FIG. 4 shows adsorption isotherms for a cesium oxide on active carbon adsorbent and a commercial nickel on alumina adsorbent (Harshaw Nickel 0104T). The cesium oxide on carbon adsorbent was prepared, as described in Example 1, from activated carbon impregnated with cesium formate. The oxygen capacity of the cesium oxide on carbon adsorbent at 30° C. is much higher than the commercial nickel on alumina material. Prior to oxygen adsorption, the nickel on alumina adsorbent was activated at 200° C. in 1% hydrogen in nitrogen for 16 hours.
To investigate the oxygen adsorbing capability of the adsorbents described in this invention, thermogravimetric analysis (TGA) was done on a binary mixture of oxygen and nitrogen. The TGA experiment was run as follows: 35 mg of cesium formate impregnated carbon, produced as in Example 1, was placed in the TGA equipment. The sample was heated in nitrogen to 300° C. and held at that temperature for 20 minutes. It was then cooled in nitrogen for approximately one hour, exposed to air at approximately 50° C., and the oxygen uptake measured. FIG. 5 shows that heat treatment to 300° C. produced a weight loss of 14% which is probably due to both water loss and decomposition of the formate anion to the oxide anion. Cooling the sample in nitrogen shows a slight weight gain due to nitrogen adsorption. Introduction of air (at 80 minutes) produced a weight increase of the sample of about 0.6 wt % as shown in more detail in FIG. 6. The weight increase is due to selective adsorption of oxygen over nitrogen and corresponds to an oxygen capacity of approximately 0.2 mmoles/g at an oxygen partial pressure of 0.2 atm. This value is lower than that shown in FIG. 1 because the TGA experiment was carried out at a higher temperature and, when a binary mixture is used, nitrogen depresses the oxygen capacity.
To estimate the effectiveness of the adsorbent produced in Example 1 in a commercial operation, the bed size of an adsorber to remove trace oxygen was calculated. The following inlet conditions were assumed:
T=ambient (30° C.)
P=7.8 atm (100 psig)
Gas flow rate=300,000 scfh
Inlet oxygen impurity=5 ppm
Estimated oxygen capacity=0.6 weight %
Using these inlet conditions, approximately 1600 kgs of adsorbent would be required for an adsorption cycle time of one week.

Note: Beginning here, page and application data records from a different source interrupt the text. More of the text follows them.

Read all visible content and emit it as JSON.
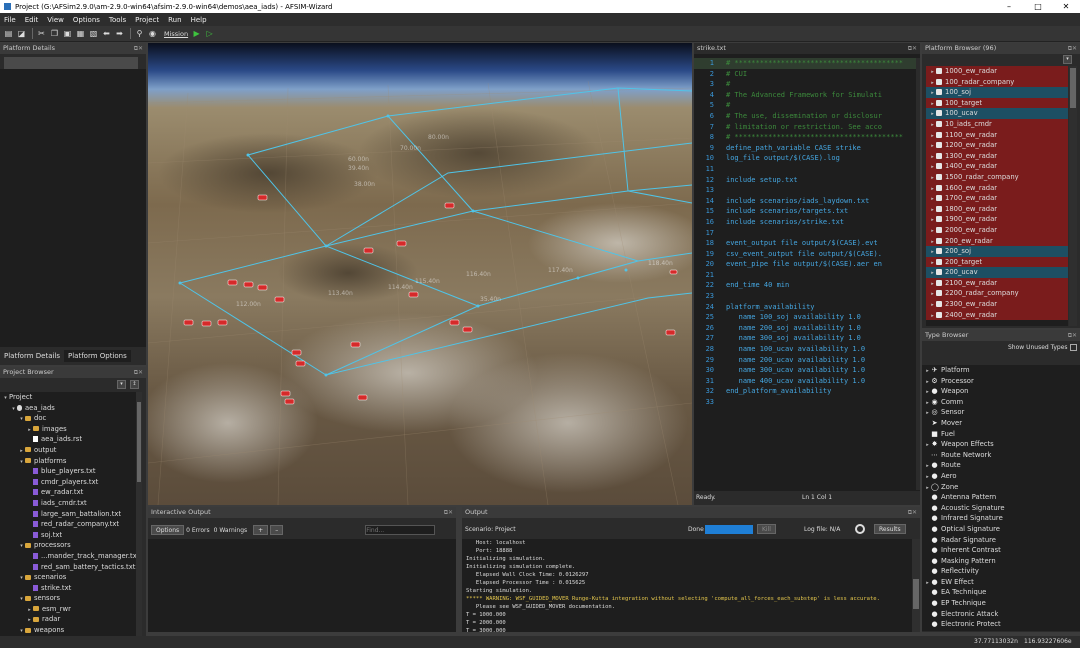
{
  "window": {
    "title": "Project (G:\\AFSim2.9.0\\am-2.9.0-win64\\afsim-2.9.0-win64\\demos\\aea_iads) - AFSIM-Wizard",
    "minimize": "–",
    "maximize": "□",
    "close": "✕"
  },
  "menu": [
    "File",
    "Edit",
    "View",
    "Options",
    "Tools",
    "Project",
    "Run",
    "Help"
  ],
  "toolbar": {
    "mission_label": "Mission"
  },
  "platform_details": {
    "title": "Platform Details",
    "tabs": [
      "Platform Details",
      "Platform Options"
    ]
  },
  "project_browser": {
    "title": "Project Browser",
    "tree": [
      {
        "label": "Project",
        "depth": 0,
        "icon": "none",
        "open": true
      },
      {
        "label": "aea_iads",
        "depth": 1,
        "icon": "globe",
        "open": true
      },
      {
        "label": "doc",
        "depth": 2,
        "icon": "folder",
        "open": true
      },
      {
        "label": "images",
        "depth": 3,
        "icon": "folder",
        "open": false
      },
      {
        "label": "aea_iads.rst",
        "depth": 3,
        "icon": "doc"
      },
      {
        "label": "output",
        "depth": 2,
        "icon": "folder",
        "open": false
      },
      {
        "label": "platforms",
        "depth": 2,
        "icon": "folder",
        "open": true
      },
      {
        "label": "blue_players.txt",
        "depth": 3,
        "icon": "pdoc"
      },
      {
        "label": "cmdr_players.txt",
        "depth": 3,
        "icon": "pdoc"
      },
      {
        "label": "ew_radar.txt",
        "depth": 3,
        "icon": "pdoc"
      },
      {
        "label": "iads_cmdr.txt",
        "depth": 3,
        "icon": "pdoc"
      },
      {
        "label": "large_sam_battalion.txt",
        "depth": 3,
        "icon": "pdoc"
      },
      {
        "label": "red_radar_company.txt",
        "depth": 3,
        "icon": "pdoc"
      },
      {
        "label": "soj.txt",
        "depth": 3,
        "icon": "pdoc"
      },
      {
        "label": "processors",
        "depth": 2,
        "icon": "folder",
        "open": true
      },
      {
        "label": "...mander_track_manager.txt",
        "depth": 3,
        "icon": "pdoc"
      },
      {
        "label": "red_sam_battery_tactics.txt",
        "depth": 3,
        "icon": "pdoc"
      },
      {
        "label": "scenarios",
        "depth": 2,
        "icon": "folder",
        "open": true
      },
      {
        "label": "strike.txt",
        "depth": 3,
        "icon": "pdoc"
      },
      {
        "label": "sensors",
        "depth": 2,
        "icon": "folder",
        "open": true
      },
      {
        "label": "esm_rwr",
        "depth": 3,
        "icon": "folder",
        "open": false
      },
      {
        "label": "radar",
        "depth": 3,
        "icon": "folder",
        "open": false
      },
      {
        "label": "weapons",
        "depth": 2,
        "icon": "folder",
        "open": true
      }
    ]
  },
  "map_labels": [
    "80.00n",
    "70.00n",
    "60.00n",
    "39.40n",
    "38.00n",
    "112.00n",
    "113.40n",
    "114.40n",
    "115.40n",
    "116.40n",
    "117.40n",
    "118.40n",
    "35.40n"
  ],
  "editor": {
    "tab": "strike.txt",
    "status_left": "Ready.",
    "status_right": "Ln 1 Col 1",
    "lines": [
      "# ****************************************",
      "# CUI",
      "#",
      "# The Advanced Framework for Simulati",
      "#",
      "# The use, dissemination or disclosur",
      "# limitation or restriction. See acco",
      "# ****************************************",
      "define_path_variable CASE strike",
      "log_file output/$(CASE).log",
      "",
      "include setup.txt",
      "",
      "include scenarios/iads_laydown.txt",
      "include scenarios/targets.txt",
      "include scenarios/strike.txt",
      "",
      "event_output file output/$(CASE).evt",
      "csv_event_output file output/$(CASE).",
      "event_pipe file output/$(CASE).aer en",
      "",
      "end_time 40 min",
      "",
      "platform_availability",
      "   name 100_soj availability 1.0",
      "   name 200_soj availability 1.0",
      "   name 300_soj availability 1.0",
      "   name 100_ucav availability 1.0",
      "   name 200_ucav availability 1.0",
      "   name 300_ucav availability 1.0",
      "   name 400_ucav availability 1.0",
      "end_platform_availability",
      ""
    ]
  },
  "platform_browser": {
    "title": "Platform Browser (96)",
    "items": [
      {
        "label": "1000_ew_radar",
        "style": "red"
      },
      {
        "label": "100_radar_company",
        "style": "red"
      },
      {
        "label": "100_soj",
        "style": "teal"
      },
      {
        "label": "100_target",
        "style": "red"
      },
      {
        "label": "100_ucav",
        "style": "teal"
      },
      {
        "label": "10_iads_cmdr",
        "style": "red"
      },
      {
        "label": "1100_ew_radar",
        "style": "red"
      },
      {
        "label": "1200_ew_radar",
        "style": "red"
      },
      {
        "label": "1300_ew_radar",
        "style": "red"
      },
      {
        "label": "1400_ew_radar",
        "style": "red"
      },
      {
        "label": "1500_radar_company",
        "style": "red"
      },
      {
        "label": "1600_ew_radar",
        "style": "red"
      },
      {
        "label": "1700_ew_radar",
        "style": "red"
      },
      {
        "label": "1800_ew_radar",
        "style": "red"
      },
      {
        "label": "1900_ew_radar",
        "style": "red"
      },
      {
        "label": "2000_ew_radar",
        "style": "red"
      },
      {
        "label": "200_ew_radar",
        "style": "red"
      },
      {
        "label": "200_soj",
        "style": "teal"
      },
      {
        "label": "200_target",
        "style": "red"
      },
      {
        "label": "200_ucav",
        "style": "teal"
      },
      {
        "label": "2100_ew_radar",
        "style": "red"
      },
      {
        "label": "2200_radar_company",
        "style": "red"
      },
      {
        "label": "2300_ew_radar",
        "style": "red"
      },
      {
        "label": "2400_ew_radar",
        "style": "red"
      }
    ]
  },
  "type_browser": {
    "title": "Type Browser",
    "show_unused": "Show Unused Types",
    "items": [
      {
        "label": "Platform",
        "icon": "✈",
        "exp": true
      },
      {
        "label": "Processor",
        "icon": "⚙",
        "exp": true
      },
      {
        "label": "Weapon",
        "icon": "●",
        "exp": true
      },
      {
        "label": "Comm",
        "icon": "◉",
        "exp": true
      },
      {
        "label": "Sensor",
        "icon": "◎",
        "exp": true
      },
      {
        "label": "Mover",
        "icon": "➤",
        "exp": false
      },
      {
        "label": "Fuel",
        "icon": "■",
        "exp": false
      },
      {
        "label": "Weapon Effects",
        "icon": "✸",
        "exp": true
      },
      {
        "label": "Route Network",
        "icon": "⋯",
        "exp": false
      },
      {
        "label": "Route",
        "icon": "●",
        "exp": true
      },
      {
        "label": "Aero",
        "icon": "●",
        "exp": true
      },
      {
        "label": "Zone",
        "icon": "◯",
        "exp": true
      },
      {
        "label": "Antenna Pattern",
        "icon": "●",
        "exp": false
      },
      {
        "label": "Acoustic Signature",
        "icon": "●",
        "exp": false
      },
      {
        "label": "Infrared Signature",
        "icon": "●",
        "exp": false
      },
      {
        "label": "Optical Signature",
        "icon": "●",
        "exp": false
      },
      {
        "label": "Radar Signature",
        "icon": "●",
        "exp": false
      },
      {
        "label": "Inherent Contrast",
        "icon": "●",
        "exp": false
      },
      {
        "label": "Masking Pattern",
        "icon": "●",
        "exp": false
      },
      {
        "label": "Reflectivity",
        "icon": "●",
        "exp": false
      },
      {
        "label": "EW Effect",
        "icon": "●",
        "exp": true
      },
      {
        "label": "EA Technique",
        "icon": "●",
        "exp": false
      },
      {
        "label": "EP Technique",
        "icon": "●",
        "exp": false
      },
      {
        "label": "Electronic Attack",
        "icon": "●",
        "exp": false
      },
      {
        "label": "Electronic Protect",
        "icon": "●",
        "exp": false
      }
    ]
  },
  "interactive_output": {
    "title": "Interactive Output",
    "options": "Options",
    "errors": "0 Errors",
    "warnings": "0 Warnings",
    "plus": "+",
    "minus": "–",
    "find_placeholder": "Find..."
  },
  "output": {
    "title": "Output",
    "scenario": "Scenario: Project",
    "done": "Done",
    "kill": "Kill",
    "log_file": "Log file: N/A",
    "results": "Results",
    "progress": 1.0,
    "lines": [
      {
        "t": "   Host: localhost",
        "c": "#ddd"
      },
      {
        "t": "   Port: 18888",
        "c": "#ddd"
      },
      {
        "t": "Initializing simulation.",
        "c": "#ddd"
      },
      {
        "t": "Initializing simulation complete.",
        "c": "#ddd"
      },
      {
        "t": "   Elapsed Wall Clock Time: 0.0126297",
        "c": "#ddd"
      },
      {
        "t": "   Elapsed Processor Time : 0.015625",
        "c": "#ddd"
      },
      {
        "t": "Starting simulation.",
        "c": "#ddd"
      },
      {
        "t": "***** WARNING: WSF_GUIDED_MOVER Runge-Kutta integration without selecting 'compute_all_forces_each_substep' is less accurate.",
        "c": "#e6c84d"
      },
      {
        "t": "   Please see WSF_GUIDED_MOVER documentation.",
        "c": "#ddd"
      },
      {
        "t": "T = 1000.000",
        "c": "#ddd"
      },
      {
        "t": "T = 2000.000",
        "c": "#ddd"
      },
      {
        "t": "T = 3000.000",
        "c": "#ddd"
      }
    ]
  },
  "status_bar": {
    "lat": "37.77113032n",
    "lon": "116.93227606e"
  }
}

This adsorbent inventory is very reasonable for a commercial operation.
Adsorbents comprising metal oxide impregnated reducing supports may be used in production of ultra-high purity inert gases which are supplied to the semiconductor and electronics industries.